Thousands of severely obese children will be sent to new NHS ‘fat camps’, it was announced yesterday.
In a drastic measure to combat spiralling obesity rates, 15 specialist clinics have been set up across England.
They will treat children aged between two and 18 who are severely overweight and at risk of deadly complications including heart attacks, strokes and diabetes.
About 1,000 children a year will be referred to the clinics under a pilot scheme which has been allocated annual funding of £6 million – around £6,000 per child.
Thousands of severely obese children will be sent to new NHS ‘fat camps’, it was announced yesterday, in a drastic measure to combat spiralling obesity rates
Youngsters will be offered therapy to ‘pinpoint’ the cause of their weight gain, and have group sessions with psychologists, dietitians, social workers and paediatricians.
Overall, more than 2.5 million children in England are too fat, and one in five children are obese by the time they leave primary school. Research suggests today’s youngsters are on course to become the fattest generation in history.
NHS bosses hope the new clinics will save money in the long run by preventing long-term health problems that require more invasive, and expensive, procedures. Obesity-related illnesses already cost the NHS a staggering £6 billion a year.
Health chiefs say the pandemic has made the problem worse, with thousands of youngsters piling on pounds because they were stuck at home during lockdown.
Amanda Pritchard, chief executive of the NHS in England said: ‘The pandemic has shone a harsh light on obesity – with many vulnerable young people struggling with weight gain during the pandemic.
‘Left unchecked, obesity can have other very serious consequences, ranging from diabetes to cancer. This early intervention scheme aims to prevent children and young people enduring a lifetime of ill health.
‘The NHS Long Term Plan committed to take more action to help children and young people with their physical and mental health and these new services are a landmark moment in efforts to help them lead longer, healthier and happier lives.’ The new clinics will aim to identify the root factors causing obesity in children, considering their mental and physical health, before drawing up a personalised treatment plan.
They have been set up around England, including at Southampton University Hospital, Manchester Children’s Hospital, Leeds Teaching Hospital and Great Ormond Street Hospital in London.
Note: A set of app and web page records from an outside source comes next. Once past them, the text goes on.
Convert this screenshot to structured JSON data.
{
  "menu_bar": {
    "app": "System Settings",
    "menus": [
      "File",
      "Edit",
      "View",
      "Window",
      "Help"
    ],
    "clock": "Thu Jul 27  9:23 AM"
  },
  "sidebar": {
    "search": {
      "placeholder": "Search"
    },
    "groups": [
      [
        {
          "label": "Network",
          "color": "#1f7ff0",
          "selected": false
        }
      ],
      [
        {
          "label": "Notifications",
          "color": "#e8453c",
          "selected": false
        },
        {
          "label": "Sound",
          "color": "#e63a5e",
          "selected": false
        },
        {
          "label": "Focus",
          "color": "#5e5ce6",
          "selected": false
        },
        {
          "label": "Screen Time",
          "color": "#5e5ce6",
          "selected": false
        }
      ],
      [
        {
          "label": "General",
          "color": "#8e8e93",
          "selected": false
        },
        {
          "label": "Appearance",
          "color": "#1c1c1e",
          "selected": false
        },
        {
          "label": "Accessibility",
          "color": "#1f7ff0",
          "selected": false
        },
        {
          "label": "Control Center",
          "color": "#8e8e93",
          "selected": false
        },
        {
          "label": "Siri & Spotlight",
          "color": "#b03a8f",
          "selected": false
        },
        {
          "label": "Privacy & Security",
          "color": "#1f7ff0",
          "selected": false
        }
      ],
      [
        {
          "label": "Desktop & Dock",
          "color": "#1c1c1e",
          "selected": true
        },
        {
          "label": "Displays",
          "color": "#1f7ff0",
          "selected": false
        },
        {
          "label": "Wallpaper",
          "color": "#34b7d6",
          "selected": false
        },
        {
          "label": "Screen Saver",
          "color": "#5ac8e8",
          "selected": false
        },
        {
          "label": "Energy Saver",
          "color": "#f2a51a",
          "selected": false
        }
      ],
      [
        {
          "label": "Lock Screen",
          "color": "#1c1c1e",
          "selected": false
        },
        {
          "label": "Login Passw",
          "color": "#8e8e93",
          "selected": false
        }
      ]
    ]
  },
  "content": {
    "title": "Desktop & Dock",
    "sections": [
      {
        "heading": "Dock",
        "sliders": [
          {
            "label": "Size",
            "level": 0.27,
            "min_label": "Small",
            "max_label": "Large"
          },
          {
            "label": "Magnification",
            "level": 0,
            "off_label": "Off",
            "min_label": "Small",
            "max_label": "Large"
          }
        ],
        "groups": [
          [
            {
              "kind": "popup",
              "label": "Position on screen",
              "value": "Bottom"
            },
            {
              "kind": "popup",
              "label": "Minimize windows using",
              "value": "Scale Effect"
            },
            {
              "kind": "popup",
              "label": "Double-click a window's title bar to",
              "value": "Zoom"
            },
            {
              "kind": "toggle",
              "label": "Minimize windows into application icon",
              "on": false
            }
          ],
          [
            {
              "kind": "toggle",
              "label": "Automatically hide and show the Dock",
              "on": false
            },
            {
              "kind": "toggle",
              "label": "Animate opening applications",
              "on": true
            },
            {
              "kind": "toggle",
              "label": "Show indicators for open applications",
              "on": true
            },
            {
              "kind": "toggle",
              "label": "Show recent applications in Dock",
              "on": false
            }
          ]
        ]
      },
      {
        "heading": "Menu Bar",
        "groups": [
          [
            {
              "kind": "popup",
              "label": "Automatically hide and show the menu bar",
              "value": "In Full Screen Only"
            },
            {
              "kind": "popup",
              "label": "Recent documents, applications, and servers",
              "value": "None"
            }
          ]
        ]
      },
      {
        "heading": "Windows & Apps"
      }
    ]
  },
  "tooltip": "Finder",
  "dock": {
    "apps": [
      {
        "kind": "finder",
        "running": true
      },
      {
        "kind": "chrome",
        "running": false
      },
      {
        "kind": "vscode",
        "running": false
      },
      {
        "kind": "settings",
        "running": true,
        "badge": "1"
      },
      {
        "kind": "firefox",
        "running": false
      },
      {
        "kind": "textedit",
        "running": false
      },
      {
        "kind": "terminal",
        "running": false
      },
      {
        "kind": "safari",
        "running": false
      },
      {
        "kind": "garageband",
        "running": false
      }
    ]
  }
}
The 15 new services are based on an existing clinic at Bristol Royal Hospital for Children, which has supported thousands of children across the South-West since it was launched in 2018.
Youngsters will be offered therapy to ‘pinpoint’ the cause of their weight gain, and have group sessions with psychologists, dietitians, social workers and paediatricians
Professor Julian Hamilton-Shield, who leads the programme in Bristol, said: ‘Many children and young people with excess weight experience significant complications that can make them very unwell.
‘Using a team of experts from many disciplines, including specialist dietitians, social support workers, and mental health professionals, we can pinpoint the exact causes of weight gain and create tailored treatment plans for each child to help accelerate weight loss and address the complications caused.
The creation of these 15 new clinics across the country demonstrates the NHS’s commitment to help tackle obesity and provide more local access to specialist weight management support for children in England.’
Around one in ten children are obese when they start primary school, but this doubles to one in five by the time they leave.
Last year, Boris Johnson launched the Government’s anti-obesity strategy. He is said to have become passionate about the issue after his severe bout of Covid.
The Government has announced a new crackdown on junk food advertising in a bid to reduce child obesity. Food and confectionery giants will be banned from advertising products high in fat, sugar and salt online, and on television between 5.30am and 9pm.
OBESITY: ADULTS WITH A BMI OVER 30 ARE SEEN AS OBESE
Obesity is defined as an adult having a BMI of 30 or over.
A healthy person’s BMI – calculated by dividing weight in kg by height in metres, and the answer by the height again – is between 18.5 and 24.9.
Among children, obesity is defined as being in the 95th percentile.
Percentiles compare youngsters to others their same age.
For example, if a three-month-old is in the 40th percentile for weight, that means that 40 per cent of three-month-olds weigh the same or less than that baby.
Around 58 per cent of women and 68 per cent of men in the UK are overweight or obese.
The condition costs the NHS around £6.1billion, out of its approximate £124.7 billion budget, every year.
This is due to obesity increasing a person’s risk of a number of life-threatening conditions.
Such conditions include type 2 diabetes, which can cause kidney disease, blindness and even limb amputations.
Research suggests that at least one in six hospital beds in the UK are taken up by a diabetes patient.
Obesity also raises the risk of heart disease, which kills 315,000 people every year in the UK – making it the number one cause of death.
Carrying dangerous amounts of weight has also been linked to 12 different cancers.
This includes breast, which affects one in eight women at some point in their lives.
Among children, research suggests that 70 per cent of obese youngsters have high blood pressure or raised cholesterol, which puts them at risk of heart disease.
Obese children are also significantly more likely to become obese adults.
And if children are overweight, their obesity in adulthood is often more severe.
As many as one in five children start school in the UK being overweight or obese, which rises to one in three by the time they turn 10.